Tertiary education is becoming more common worldwide as the governments support the universities and colleges to foster youth development. Good GPA at school and academic accomplishments are being viewed as the key to college admission. There are some other factors for the admission committee’s decisions, but the educational numbers are the central variable on which they are based. Although the practice was broadly used for about half the century and proved its applicability, there are questions about the fairness of the system. This essay will carefully examine the given problem, offer arguments for both sides, and make relevant conclusions.

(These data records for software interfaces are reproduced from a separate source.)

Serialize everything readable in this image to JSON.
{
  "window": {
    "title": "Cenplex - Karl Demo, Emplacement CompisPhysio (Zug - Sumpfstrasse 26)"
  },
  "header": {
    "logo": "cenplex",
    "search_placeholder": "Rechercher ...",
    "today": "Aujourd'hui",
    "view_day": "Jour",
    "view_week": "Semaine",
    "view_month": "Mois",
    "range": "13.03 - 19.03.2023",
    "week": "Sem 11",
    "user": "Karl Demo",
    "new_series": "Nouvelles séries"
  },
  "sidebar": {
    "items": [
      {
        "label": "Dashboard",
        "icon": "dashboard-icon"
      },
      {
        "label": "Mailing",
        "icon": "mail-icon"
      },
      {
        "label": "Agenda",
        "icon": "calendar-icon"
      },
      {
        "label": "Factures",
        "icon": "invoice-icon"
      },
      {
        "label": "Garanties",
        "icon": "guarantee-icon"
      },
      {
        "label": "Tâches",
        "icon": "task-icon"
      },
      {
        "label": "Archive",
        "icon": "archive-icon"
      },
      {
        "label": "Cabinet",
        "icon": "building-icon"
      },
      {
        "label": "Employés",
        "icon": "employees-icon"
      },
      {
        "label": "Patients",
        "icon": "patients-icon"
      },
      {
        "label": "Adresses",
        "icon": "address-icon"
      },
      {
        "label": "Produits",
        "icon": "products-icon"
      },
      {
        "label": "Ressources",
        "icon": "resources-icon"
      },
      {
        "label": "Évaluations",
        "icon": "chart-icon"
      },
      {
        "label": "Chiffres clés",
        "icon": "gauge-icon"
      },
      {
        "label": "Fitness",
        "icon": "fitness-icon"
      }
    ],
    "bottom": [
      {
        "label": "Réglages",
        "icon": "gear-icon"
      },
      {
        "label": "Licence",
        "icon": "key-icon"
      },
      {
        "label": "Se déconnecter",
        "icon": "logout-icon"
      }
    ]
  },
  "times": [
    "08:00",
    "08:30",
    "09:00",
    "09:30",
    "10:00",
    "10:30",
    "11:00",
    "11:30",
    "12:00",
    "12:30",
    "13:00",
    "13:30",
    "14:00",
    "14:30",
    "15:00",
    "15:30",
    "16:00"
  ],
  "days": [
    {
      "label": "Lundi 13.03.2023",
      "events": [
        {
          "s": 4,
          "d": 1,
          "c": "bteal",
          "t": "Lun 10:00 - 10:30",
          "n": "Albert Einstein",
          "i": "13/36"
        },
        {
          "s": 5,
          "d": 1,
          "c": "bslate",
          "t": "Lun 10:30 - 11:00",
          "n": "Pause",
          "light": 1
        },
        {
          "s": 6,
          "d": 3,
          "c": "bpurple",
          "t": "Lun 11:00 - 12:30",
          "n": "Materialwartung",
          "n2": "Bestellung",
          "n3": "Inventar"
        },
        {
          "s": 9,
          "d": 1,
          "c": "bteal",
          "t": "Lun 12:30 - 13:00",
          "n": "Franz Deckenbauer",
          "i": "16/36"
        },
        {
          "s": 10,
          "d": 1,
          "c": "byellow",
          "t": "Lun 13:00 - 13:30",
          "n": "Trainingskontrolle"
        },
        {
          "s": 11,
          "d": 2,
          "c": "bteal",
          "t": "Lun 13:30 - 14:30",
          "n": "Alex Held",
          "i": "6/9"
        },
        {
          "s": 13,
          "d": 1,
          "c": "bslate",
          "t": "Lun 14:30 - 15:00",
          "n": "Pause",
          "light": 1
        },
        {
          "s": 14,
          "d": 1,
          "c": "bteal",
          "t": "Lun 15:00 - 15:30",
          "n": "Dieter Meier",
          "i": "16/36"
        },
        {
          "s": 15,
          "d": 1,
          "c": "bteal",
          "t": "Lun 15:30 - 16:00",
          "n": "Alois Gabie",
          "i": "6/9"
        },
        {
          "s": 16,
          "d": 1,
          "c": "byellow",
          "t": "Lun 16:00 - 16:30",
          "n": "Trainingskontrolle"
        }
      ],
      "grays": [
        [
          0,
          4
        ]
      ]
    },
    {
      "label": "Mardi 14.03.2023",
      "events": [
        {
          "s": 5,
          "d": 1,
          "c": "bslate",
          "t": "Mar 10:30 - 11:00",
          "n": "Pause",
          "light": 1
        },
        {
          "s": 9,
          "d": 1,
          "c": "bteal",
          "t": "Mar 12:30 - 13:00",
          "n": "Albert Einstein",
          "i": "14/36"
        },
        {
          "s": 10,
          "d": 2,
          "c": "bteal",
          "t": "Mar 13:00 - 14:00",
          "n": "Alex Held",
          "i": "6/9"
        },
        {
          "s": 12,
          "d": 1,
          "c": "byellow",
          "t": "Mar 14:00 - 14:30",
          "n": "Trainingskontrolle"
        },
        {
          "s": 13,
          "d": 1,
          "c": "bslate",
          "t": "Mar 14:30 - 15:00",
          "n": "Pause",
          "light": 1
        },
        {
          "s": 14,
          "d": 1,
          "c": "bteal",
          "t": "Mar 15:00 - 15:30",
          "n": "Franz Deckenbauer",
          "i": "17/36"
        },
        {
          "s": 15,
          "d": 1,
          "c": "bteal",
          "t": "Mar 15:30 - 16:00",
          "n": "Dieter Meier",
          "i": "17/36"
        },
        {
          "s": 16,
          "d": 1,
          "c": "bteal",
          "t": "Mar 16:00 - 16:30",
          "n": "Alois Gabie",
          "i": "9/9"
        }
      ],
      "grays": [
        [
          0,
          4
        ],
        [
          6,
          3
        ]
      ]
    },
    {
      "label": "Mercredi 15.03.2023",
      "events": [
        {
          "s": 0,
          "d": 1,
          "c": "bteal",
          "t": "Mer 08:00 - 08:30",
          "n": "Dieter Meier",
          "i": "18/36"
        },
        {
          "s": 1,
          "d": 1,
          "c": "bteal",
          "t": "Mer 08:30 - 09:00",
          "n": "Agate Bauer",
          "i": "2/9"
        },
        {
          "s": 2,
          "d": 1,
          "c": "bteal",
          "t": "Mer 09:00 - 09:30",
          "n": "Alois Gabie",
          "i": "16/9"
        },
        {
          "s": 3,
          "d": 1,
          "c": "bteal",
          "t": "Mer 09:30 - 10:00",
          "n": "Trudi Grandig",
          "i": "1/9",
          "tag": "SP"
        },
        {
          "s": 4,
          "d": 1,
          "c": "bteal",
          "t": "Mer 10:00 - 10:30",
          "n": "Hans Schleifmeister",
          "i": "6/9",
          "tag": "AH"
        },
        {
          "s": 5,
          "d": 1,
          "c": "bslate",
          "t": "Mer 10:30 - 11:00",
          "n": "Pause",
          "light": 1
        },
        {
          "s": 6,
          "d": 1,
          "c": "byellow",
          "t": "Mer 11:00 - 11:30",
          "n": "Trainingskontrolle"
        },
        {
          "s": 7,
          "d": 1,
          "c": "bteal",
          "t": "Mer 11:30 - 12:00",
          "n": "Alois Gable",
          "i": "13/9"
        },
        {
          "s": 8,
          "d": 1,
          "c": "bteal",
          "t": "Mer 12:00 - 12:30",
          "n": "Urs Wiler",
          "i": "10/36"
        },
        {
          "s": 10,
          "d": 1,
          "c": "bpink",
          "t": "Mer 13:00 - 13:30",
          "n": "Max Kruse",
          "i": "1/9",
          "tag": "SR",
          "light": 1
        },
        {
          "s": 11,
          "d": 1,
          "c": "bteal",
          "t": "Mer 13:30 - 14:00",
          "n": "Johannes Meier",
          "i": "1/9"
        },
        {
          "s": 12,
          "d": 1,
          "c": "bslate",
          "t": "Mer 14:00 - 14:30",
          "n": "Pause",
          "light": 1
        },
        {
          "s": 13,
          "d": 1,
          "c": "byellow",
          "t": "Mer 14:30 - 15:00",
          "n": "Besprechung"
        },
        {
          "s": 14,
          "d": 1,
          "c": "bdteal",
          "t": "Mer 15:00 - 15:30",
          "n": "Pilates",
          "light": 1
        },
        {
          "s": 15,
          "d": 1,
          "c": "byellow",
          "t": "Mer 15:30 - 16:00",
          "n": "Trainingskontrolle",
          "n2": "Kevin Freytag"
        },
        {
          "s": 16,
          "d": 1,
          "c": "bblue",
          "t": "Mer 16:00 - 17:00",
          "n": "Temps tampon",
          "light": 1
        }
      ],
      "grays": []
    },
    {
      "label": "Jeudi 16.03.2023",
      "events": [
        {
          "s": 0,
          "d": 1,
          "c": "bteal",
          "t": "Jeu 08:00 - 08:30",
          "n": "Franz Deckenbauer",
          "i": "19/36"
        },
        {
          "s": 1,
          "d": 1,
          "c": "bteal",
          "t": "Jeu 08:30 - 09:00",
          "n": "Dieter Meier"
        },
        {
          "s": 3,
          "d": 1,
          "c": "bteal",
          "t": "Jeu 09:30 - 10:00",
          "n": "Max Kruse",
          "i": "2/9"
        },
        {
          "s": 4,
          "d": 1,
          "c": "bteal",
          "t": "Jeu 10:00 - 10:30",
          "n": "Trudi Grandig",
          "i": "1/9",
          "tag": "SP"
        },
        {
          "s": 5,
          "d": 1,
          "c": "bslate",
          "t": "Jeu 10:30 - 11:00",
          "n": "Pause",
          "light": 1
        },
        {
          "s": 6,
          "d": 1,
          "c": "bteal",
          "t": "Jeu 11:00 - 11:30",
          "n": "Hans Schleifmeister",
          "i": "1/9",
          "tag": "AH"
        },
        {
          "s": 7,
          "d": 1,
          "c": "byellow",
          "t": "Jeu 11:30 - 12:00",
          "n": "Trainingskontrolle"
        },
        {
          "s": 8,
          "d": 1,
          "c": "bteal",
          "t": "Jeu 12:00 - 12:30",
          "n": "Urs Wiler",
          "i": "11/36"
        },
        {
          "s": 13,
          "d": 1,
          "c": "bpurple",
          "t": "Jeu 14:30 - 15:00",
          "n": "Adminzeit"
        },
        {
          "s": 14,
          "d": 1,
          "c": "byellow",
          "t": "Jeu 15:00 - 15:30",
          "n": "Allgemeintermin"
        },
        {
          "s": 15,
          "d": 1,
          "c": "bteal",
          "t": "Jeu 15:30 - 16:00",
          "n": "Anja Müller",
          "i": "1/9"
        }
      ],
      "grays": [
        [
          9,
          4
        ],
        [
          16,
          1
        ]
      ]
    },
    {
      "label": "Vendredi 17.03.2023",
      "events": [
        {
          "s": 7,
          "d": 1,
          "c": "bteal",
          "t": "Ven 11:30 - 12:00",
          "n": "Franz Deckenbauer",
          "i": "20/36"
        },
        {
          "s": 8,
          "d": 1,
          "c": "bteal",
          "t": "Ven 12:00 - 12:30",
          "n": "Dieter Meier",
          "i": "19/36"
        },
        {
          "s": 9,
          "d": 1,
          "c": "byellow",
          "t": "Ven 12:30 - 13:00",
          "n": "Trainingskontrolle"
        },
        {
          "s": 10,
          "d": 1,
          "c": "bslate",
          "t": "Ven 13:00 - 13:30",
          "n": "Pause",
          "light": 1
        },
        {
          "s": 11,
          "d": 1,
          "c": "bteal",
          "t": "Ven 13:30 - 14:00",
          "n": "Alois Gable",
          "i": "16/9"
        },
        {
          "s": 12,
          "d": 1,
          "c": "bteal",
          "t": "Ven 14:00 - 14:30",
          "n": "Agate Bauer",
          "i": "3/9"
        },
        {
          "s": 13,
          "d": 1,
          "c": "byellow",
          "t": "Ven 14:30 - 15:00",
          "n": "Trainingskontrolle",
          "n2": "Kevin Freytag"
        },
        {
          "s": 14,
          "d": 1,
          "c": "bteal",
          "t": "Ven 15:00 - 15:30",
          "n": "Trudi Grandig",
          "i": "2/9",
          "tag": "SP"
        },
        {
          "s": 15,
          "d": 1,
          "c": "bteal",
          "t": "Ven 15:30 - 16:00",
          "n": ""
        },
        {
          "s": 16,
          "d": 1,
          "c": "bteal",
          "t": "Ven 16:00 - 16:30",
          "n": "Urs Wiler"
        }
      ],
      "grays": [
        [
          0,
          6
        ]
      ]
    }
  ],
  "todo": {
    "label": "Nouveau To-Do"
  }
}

The school grades often distinctly demonstrate the ability of the students to learn, process materials, and interact with teachers and peers effectively. According to the results of the study by Kriegbaum et al., academic performance is directly proportionally related to one’s intelligence (41). As the colleges are primarily the institutions that are aimed for education and further research for social well-being, the high level of intellect among the students is of paramount importance. Although many could argue that educational achievement is not the primary goal for some people, it should be noted that in this case enrolling college could be a waste of time for them. Tertiary education is necessary for networking and socializing, as well as for distributing the knowledge to those who are interested in acquiring it. Moreover, nowadays, personal development might be accomplished without the help of professors and universities. Hence, colleges should consider the individual’s academic achievements for creating a community of passionate and gifted students.
One could argue that extracurricular activities of the high school students could adversely affect the grades demonstrating the wrong picture about their intellectual abilities. This assumption has been proven to be false by multiple investigation pieces. One of them is the peer-reviewed research by Abruzzo et al., where they have shown a positive correlation between learning and participation in sports (25). Consequently, the students who are genuinely interested in learning and acquiring new knowledge usually have high academic achievements because of their level of motivation. As the universities can hold only a limited number of learners, it would be more logical to accept those who can implement it for social well-being.
The opposers of the present scheme often point to the lack of objectivity when making decisions based on academic honors. This claim is fair for the time being, and it shows the weakness of the system. However, it should be highlighted that it is almost impossible to compare the candidates adequately, as it is complicated to prevent biased judgments. To minimize the influence of prejudices and favoritism, candidates today need to write their motivational letters, which is the bridge between the university official and the applicant.
To conclude, the existing college admission system, which is profoundly based on an individual’s academic achievements, is the most feasible and helpful. The universal implementation of GPA is a proven useful tool for assessing the students’ intelligence, which is essential for contributing to college society. Although personal accomplishments should be considered too, they are of less importance, because those people can develop their skills in other institutions. Unfortunately, colleges cannot afford to provide education to everybody. The limitations of the admission approach are compensated by the consideration of the applicants’ motivation and ambitions.
Abruzzo, Kristen J., et al. “Does Participation in Extracurricular Activities Impact Student Achievement?” Journal for Leadership and Instruction, vol. 15, no. 1, pp. 21-26.
Kriegbaum, Katharina, et al. “The Relative Importance of Intelligence and Motivation as Predictors of School Achievement: A Meta-Analysis.” Educational Research Review, vol. 25, 2018, pp. 120-148.